> _THE INPUT_:
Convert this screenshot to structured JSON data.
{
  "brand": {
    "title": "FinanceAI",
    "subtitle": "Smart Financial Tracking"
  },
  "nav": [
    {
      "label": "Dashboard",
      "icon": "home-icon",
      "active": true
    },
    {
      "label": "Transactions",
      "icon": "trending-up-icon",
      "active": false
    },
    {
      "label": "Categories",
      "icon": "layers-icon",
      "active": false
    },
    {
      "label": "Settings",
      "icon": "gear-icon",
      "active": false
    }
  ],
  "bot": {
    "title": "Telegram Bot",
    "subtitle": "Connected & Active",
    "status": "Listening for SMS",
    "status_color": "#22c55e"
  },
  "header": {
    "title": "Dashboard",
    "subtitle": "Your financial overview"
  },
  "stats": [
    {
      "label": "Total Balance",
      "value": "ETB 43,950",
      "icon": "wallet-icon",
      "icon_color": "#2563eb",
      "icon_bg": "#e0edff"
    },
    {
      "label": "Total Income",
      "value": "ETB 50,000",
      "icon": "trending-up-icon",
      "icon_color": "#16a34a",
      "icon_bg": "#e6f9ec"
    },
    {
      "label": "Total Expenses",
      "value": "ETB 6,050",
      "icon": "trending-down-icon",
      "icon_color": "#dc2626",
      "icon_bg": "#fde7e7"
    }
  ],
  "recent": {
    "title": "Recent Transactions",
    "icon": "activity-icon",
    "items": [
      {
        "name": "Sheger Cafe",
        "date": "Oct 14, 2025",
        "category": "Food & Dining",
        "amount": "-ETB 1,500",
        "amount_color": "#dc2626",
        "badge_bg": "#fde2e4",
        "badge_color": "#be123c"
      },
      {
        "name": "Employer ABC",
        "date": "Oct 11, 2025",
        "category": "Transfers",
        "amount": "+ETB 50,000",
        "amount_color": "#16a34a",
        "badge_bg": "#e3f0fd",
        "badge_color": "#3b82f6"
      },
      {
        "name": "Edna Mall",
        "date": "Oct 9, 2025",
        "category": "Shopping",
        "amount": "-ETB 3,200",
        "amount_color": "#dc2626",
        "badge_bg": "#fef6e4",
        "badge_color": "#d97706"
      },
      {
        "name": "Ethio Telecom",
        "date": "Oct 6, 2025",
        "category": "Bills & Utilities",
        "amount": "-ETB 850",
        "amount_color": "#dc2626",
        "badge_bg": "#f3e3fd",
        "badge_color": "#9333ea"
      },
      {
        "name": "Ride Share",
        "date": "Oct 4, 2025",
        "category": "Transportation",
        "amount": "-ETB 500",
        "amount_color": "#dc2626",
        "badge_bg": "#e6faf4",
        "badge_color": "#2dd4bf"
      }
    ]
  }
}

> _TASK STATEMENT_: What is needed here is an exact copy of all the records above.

> _OUTPUT OF THE EXERCISE_:
Convert this screenshot to structured JSON data.
{
  "brand": {
    "title": "FinanceAI",
    "subtitle": "Smart Financial Tracking"
  },
  "nav": [
    {
      "label": "Dashboard",
      "icon": "home-icon",
      "active": true
    },
    {
      "label": "Transactions",
      "icon": "trending-up-icon",
      "active": false
    },
    {
      "label": "Categories",
      "icon": "layers-icon",
      "active": false
    },
    {
      "label": "Settings",
      "icon": "gear-icon",
      "active": false
    }
  ],
  "bot": {
    "title": "Telegram Bot",
    "subtitle": "Connected & Active",
    "status": "Listening for SMS",
    "status_color": "#22c55e"
  },
  "header": {
    "title": "Dashboard",
    "subtitle": "Your financial overview"
  },
  "stats": [
    {
      "label": "Total Balance",
      "value": "ETB 43,950",
      "icon": "wallet-icon",
      "icon_color": "#2563eb",
      "icon_bg": "#e0edff"
    },
    {
      "label": "Total Income",
      "value": "ETB 50,000",
      "icon": "trending-up-icon",
      "icon_color": "#16a34a",
      "icon_bg": "#e6f9ec"
    },
    {
      "label": "Total Expenses",
      "value": "ETB 6,050",
      "icon": "trending-down-icon",
      "icon_color": "#dc2626",
      "icon_bg": "#fde7e7"
    }
  ],
  "recent": {
    "title": "Recent Transactions",
    "icon": "activity-icon",
    "items": [
      {
        "name": "Sheger Cafe",
        "date": "Oct 14, 2025",
        "category": "Food & Dining",
        "amount": "-ETB 1,500",
        "amount_color": "#dc2626",
        "badge_bg": "#fde2e4",
        "badge_color": "#be123c"
      },
      {
        "name": "Employer ABC",
        "date": "Oct 11, 2025",
        "category": "Transfers",
        "amount": "+ETB 50,000",
        "amount_color": "#16a34a",
        "badge_bg": "#e3f0fd",
        "badge_color": "#3b82f6"
      },
      {
        "name": "Edna Mall",
        "date": "Oct 9, 2025",
        "category": "Shopping",
        "amount": "-ETB 3,200",
        "amount_color": "#dc2626",
        "badge_bg": "#fef6e4",
        "badge_color": "#d97706"
      },
      {
        "name": "Ethio Telecom",
        "date": "Oct 6, 2025",
        "category": "Bills & Utilities",
        "amount": "-ETB 850",
        "amount_color": "#dc2626",
        "badge_bg": "#f3e3fd",
        "badge_color": "#9333ea"
      },
      {
        "name": "Ride Share",
        "date": "Oct 4, 2025",
        "category": "Transportation",
        "amount": "-ETB 500",
        "amount_color": "#dc2626",
        "badge_bg": "#e6faf4",
        "badge_color": "#2dd4bf"
      }
    ]
  }
}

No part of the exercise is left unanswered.